## What the exercise asks
Please output the records below word for word and omit the pictures.

(Collected data)
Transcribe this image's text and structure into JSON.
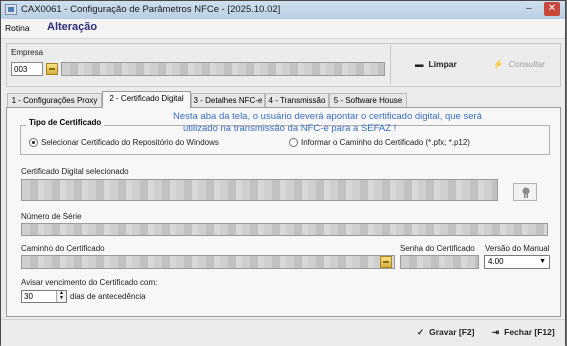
{
  "window": {
    "title": "CAX0061 - Configuração de Parâmetros NFCe - [2025.10.02]",
    "minimize": "–",
    "maximize": "□",
    "close": "✕"
  },
  "menu": {
    "rotina": "Rotina",
    "mode": "Alteração"
  },
  "empresa": {
    "label": "Empresa",
    "code": "003"
  },
  "actions": {
    "limpar": "Limpar",
    "consultar": "Consultar",
    "gravar": "Gravar [F2]",
    "fechar": "Fechar [F12]"
  },
  "tabs": [
    {
      "label": "1 - Configurações Proxy"
    },
    {
      "label": "2 - Certificado Digital"
    },
    {
      "label": "3 - Detalhes NFC-e"
    },
    {
      "label": "4 - Transmissão"
    },
    {
      "label": "5 - Software House"
    }
  ],
  "annotation": {
    "line1": "Nesta aba da tela, o usuário deverá apontar o certificado digital, que será",
    "line2": "utilizado na transmissão da NFC-e para a SEFAZ !"
  },
  "tipo_certificado": {
    "title": "Tipo de Certificado",
    "option_repo": "Selecionar Certificado do Repositório do Windows",
    "option_path": "Informar o Caminho do Certificado (*.pfx; *.p12)"
  },
  "fields": {
    "certificado_label": "Certificado Digital selecionado",
    "serie_label": "Número de Série",
    "caminho_label": "Caminho do Certificado",
    "senha_label": "Senha do Certificado",
    "versao_label": "Versão do Manual",
    "versao_value": "4.00",
    "aviso_label": "Avisar vencimento do Certificado com:",
    "dias_value": "30",
    "dias_suffix": "dias de antecedência"
  },
  "icons": {
    "lookup": "folder-lookup-icon",
    "limpar": "eraser-icon",
    "consultar": "lightning-icon",
    "gravar": "save-icon",
    "fechar": "exit-door-icon",
    "cert": "certificate-icon"
  }
}
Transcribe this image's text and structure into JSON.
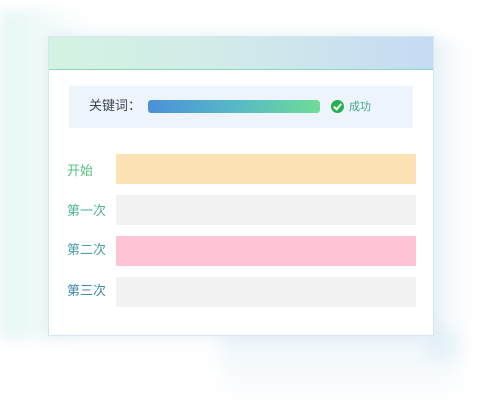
{
  "keyword": {
    "label": "关键词：",
    "progress": 1.0,
    "status_icon": "check-circle-icon",
    "status_text": "成功"
  },
  "attempts": [
    {
      "label": "开始",
      "label_color": "#53c283",
      "bar_color": "#fde2b5"
    },
    {
      "label": "第一次",
      "label_color": "#4db394",
      "bar_color": "#f2f2f2"
    },
    {
      "label": "第二次",
      "label_color": "#479fa6",
      "bar_color": "#fdc4d6"
    },
    {
      "label": "第三次",
      "label_color": "#3d89ae",
      "bar_color": "#f2f2f2"
    }
  ],
  "colors": {
    "title_bar_start": "#d4f3e2",
    "title_bar_end": "#c5dbf4",
    "keyword_panel": "#edf4fb",
    "success": "#22b14c"
  }
}
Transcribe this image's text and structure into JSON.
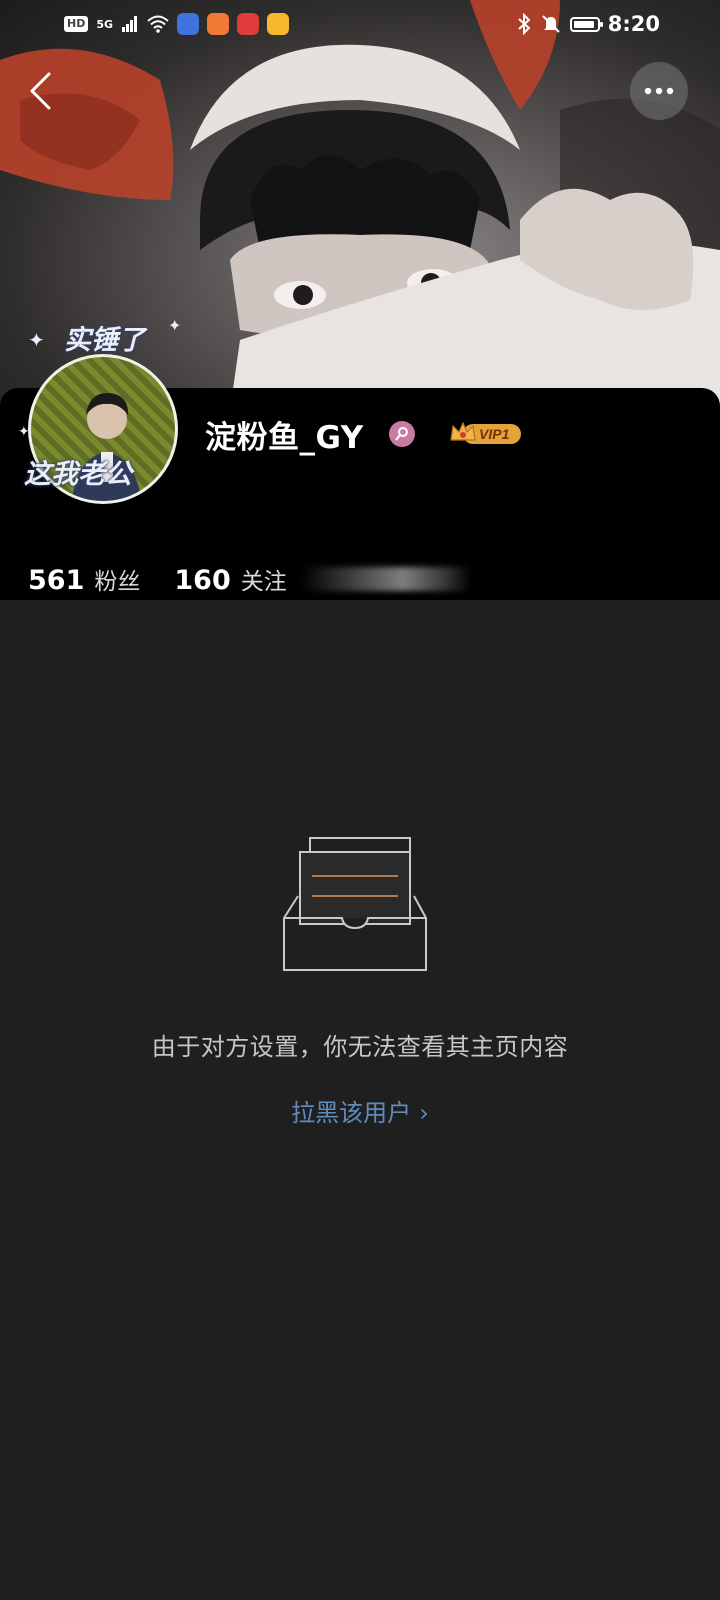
{
  "status_bar": {
    "hd_label": "HD",
    "network_label": "5G",
    "time": "8:20",
    "icons": [
      "signal-icon",
      "wifi-icon",
      "app-icon-blue",
      "app-icon-orange",
      "app-icon-red",
      "weibo-icon",
      "bluetooth-icon",
      "mute-icon",
      "battery-icon"
    ]
  },
  "nav": {
    "back_icon": "chevron-left-icon",
    "more_icon": "more-dots-icon"
  },
  "profile": {
    "avatar_frame_top_text": "实锤了",
    "avatar_frame_bottom_text": "这我老公",
    "username": "淀粉鱼_GY",
    "gender_icon": "female-icon",
    "gender_color": "#c77da1",
    "vip_label": "VIP1",
    "stats": {
      "followers_count": "561",
      "followers_label": "粉丝",
      "following_count": "160",
      "following_label": "关注"
    }
  },
  "empty_state": {
    "icon": "empty-inbox-icon",
    "message": "由于对方设置，你无法查看其主页内容",
    "block_link_label": "拉黑该用户",
    "block_link_color": "#5f8bbd"
  },
  "colors": {
    "page_background": "#1f1f1f",
    "card_background": "#000000"
  }
}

## Exercise solution
Transcribe this image's text and structure into JSON.
{
  "window": {
    "title": "CAX0061 - Configuração de Parâmetros NFCe - [2025.10.02]",
    "minimize": "–",
    "maximize": "□",
    "close": "✕"
  },
  "menu": {
    "rotina": "Rotina",
    "mode": "Alteração"
  },
  "empresa": {
    "label": "Empresa",
    "code": "003"
  },
  "actions": {
    "limpar": "Limpar",
    "consultar": "Consultar",
    "gravar": "Gravar [F2]",
    "fechar": "Fechar [F12]"
  },
  "tabs": [
    {
      "label": "1 - Configurações Proxy"
    },
    {
      "label": "2 - Certificado Digital"
    },
    {
      "label": "3 - Detalhes NFC-e"
    },
    {
      "label": "4 - Transmissão"
    },
    {
      "label": "5 - Software House"
    }
  ],
  "annotation": {
    "line1": "Nesta aba da tela, o usuário deverá apontar o certificado digital, que será",
    "line2": "utilizado na transmissão da NFC-e para a SEFAZ !"
  },
  "tipo_certificado": {
    "title": "Tipo de Certificado",
    "option_repo": "Selecionar Certificado do Repositório do Windows",
    "option_path": "Informar o Caminho do Certificado (*.pfx; *.p12)"
  },
  "fields": {
    "certificado_label": "Certificado Digital selecionado",
    "serie_label": "Número de Série",
    "caminho_label": "Caminho do Certificado",
    "senha_label": "Senha do Certificado",
    "versao_label": "Versão do Manual",
    "versao_value": "4.00",
    "aviso_label": "Avisar vencimento do Certificado com:",
    "dias_value": "30",
    "dias_suffix": "dias de antecedência"
  },
  "icons": {
    "lookup": "folder-lookup-icon",
    "limpar": "eraser-icon",
    "consultar": "lightning-icon",
    "gravar": "save-icon",
    "fechar": "exit-door-icon",
    "cert": "certificate-icon"
  }
}
Transcribe this image's text and structure into JSON.
{
  "keyword": {
    "label": "关键词：",
    "progress": 1.0,
    "status_icon": "check-circle-icon",
    "status_text": "成功"
  },
  "attempts": [
    {
      "label": "开始",
      "label_color": "#53c283",
      "bar_color": "#fde2b5"
    },
    {
      "label": "第一次",
      "label_color": "#4db394",
      "bar_color": "#f2f2f2"
    },
    {
      "label": "第二次",
      "label_color": "#479fa6",
      "bar_color": "#fdc4d6"
    },
    {
      "label": "第三次",
      "label_color": "#3d89ae",
      "bar_color": "#f2f2f2"
    }
  ],
  "colors": {
    "title_bar_start": "#d4f3e2",
    "title_bar_end": "#c5dbf4",
    "keyword_panel": "#edf4fb",
    "success": "#22b14c"
  }
}
Transcribe this image's text and structure into JSON.
{
  "status_bar": {
    "hd_label": "HD",
    "network_label": "5G",
    "time": "8:20",
    "icons": [
      "signal-icon",
      "wifi-icon",
      "app-icon-blue",
      "app-icon-orange",
      "app-icon-red",
      "weibo-icon",
      "bluetooth-icon",
      "mute-icon",
      "battery-icon"
    ]
  },
  "nav": {
    "back_icon": "chevron-left-icon",
    "more_icon": "more-dots-icon"
  },
  "profile": {
    "avatar_frame_top_text": "实锤了",
    "avatar_frame_bottom_text": "这我老公",
    "username": "淀粉鱼_GY",
    "gender_icon": "female-icon",
    "gender_color": "#c77da1",
    "vip_label": "VIP1",
    "stats": {
      "followers_count": "561",
      "followers_label": "粉丝",
      "following_count": "160",
      "following_label": "关注"
    }
  },
  "empty_state": {
    "icon": "empty-inbox-icon",
    "message": "由于对方设置，你无法查看其主页内容",
    "block_link_label": "拉黑该用户",
    "block_link_color": "#5f8bbd"
  },
  "colors": {
    "page_background": "#1f1f1f",
    "card_background": "#000000"
  }
}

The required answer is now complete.